__WHAT TO PRODUCE__
Please copy out every line in the entries that includes the word "title".
§ §
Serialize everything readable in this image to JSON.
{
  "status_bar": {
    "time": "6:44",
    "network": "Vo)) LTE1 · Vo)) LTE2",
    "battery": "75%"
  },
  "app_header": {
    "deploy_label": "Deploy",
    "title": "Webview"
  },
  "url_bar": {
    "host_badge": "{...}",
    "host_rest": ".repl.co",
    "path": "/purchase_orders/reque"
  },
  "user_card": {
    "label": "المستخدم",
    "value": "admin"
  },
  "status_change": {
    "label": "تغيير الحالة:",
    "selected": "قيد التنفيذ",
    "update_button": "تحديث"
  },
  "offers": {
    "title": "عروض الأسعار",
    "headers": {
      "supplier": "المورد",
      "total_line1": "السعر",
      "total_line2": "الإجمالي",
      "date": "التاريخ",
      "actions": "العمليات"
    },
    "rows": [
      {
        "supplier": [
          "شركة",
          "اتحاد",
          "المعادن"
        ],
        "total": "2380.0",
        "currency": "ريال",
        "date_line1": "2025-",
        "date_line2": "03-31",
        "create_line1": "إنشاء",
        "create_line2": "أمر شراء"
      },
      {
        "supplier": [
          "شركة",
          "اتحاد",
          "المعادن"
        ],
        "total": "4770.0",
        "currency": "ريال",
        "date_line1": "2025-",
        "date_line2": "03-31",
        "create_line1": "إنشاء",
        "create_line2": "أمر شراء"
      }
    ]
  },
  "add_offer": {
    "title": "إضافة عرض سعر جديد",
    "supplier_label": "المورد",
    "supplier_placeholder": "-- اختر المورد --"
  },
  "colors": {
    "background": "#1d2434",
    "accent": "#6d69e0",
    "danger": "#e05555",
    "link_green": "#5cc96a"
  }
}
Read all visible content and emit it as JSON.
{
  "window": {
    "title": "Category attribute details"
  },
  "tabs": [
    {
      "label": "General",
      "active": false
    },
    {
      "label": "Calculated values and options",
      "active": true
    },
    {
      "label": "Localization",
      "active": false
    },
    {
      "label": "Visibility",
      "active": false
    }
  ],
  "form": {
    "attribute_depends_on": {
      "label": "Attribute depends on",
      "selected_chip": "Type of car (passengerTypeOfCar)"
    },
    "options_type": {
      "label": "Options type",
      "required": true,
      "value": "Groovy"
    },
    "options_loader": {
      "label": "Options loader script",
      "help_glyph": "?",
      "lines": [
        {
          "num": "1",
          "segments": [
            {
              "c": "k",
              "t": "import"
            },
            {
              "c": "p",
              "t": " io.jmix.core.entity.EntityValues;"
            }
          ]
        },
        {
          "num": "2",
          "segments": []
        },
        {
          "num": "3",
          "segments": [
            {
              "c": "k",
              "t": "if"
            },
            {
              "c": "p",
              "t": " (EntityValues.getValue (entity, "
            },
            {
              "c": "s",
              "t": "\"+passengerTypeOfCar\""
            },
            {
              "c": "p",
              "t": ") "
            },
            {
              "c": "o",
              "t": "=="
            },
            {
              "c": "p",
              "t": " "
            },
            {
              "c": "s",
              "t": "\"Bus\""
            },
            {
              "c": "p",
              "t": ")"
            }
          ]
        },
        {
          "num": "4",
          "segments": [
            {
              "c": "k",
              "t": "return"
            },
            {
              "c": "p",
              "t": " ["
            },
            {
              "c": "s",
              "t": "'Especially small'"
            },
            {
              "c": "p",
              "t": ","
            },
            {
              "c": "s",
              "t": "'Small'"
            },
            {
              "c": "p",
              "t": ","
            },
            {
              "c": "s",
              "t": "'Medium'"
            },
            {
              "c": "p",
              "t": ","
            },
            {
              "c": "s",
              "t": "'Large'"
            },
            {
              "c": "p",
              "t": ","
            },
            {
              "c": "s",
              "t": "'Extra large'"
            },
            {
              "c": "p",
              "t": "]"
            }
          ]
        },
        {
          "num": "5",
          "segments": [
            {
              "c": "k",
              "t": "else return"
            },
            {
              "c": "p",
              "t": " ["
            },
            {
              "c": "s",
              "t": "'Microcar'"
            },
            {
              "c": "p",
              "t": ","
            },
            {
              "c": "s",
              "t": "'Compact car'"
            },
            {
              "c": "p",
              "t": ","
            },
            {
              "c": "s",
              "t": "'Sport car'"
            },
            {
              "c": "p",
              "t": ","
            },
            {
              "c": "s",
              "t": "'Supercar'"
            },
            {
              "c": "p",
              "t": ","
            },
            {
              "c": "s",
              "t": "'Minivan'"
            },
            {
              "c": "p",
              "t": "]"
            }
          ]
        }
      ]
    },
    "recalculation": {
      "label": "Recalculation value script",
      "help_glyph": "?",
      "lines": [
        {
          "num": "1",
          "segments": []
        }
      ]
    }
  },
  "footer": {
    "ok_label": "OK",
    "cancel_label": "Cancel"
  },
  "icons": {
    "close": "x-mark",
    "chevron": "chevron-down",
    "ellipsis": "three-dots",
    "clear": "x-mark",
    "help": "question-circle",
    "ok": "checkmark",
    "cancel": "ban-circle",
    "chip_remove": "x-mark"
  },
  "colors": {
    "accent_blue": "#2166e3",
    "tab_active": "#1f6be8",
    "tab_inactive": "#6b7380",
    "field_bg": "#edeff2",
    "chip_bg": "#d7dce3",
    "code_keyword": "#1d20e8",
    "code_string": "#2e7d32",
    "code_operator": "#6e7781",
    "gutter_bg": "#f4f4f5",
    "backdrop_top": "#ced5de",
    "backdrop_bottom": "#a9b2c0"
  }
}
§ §
__TASK SOLUTION__
    "title": "Webview"
    "title": "عروض الأسعار",
    "title": "إضافة عرض سعر جديد",
    "title": "Category attribute details"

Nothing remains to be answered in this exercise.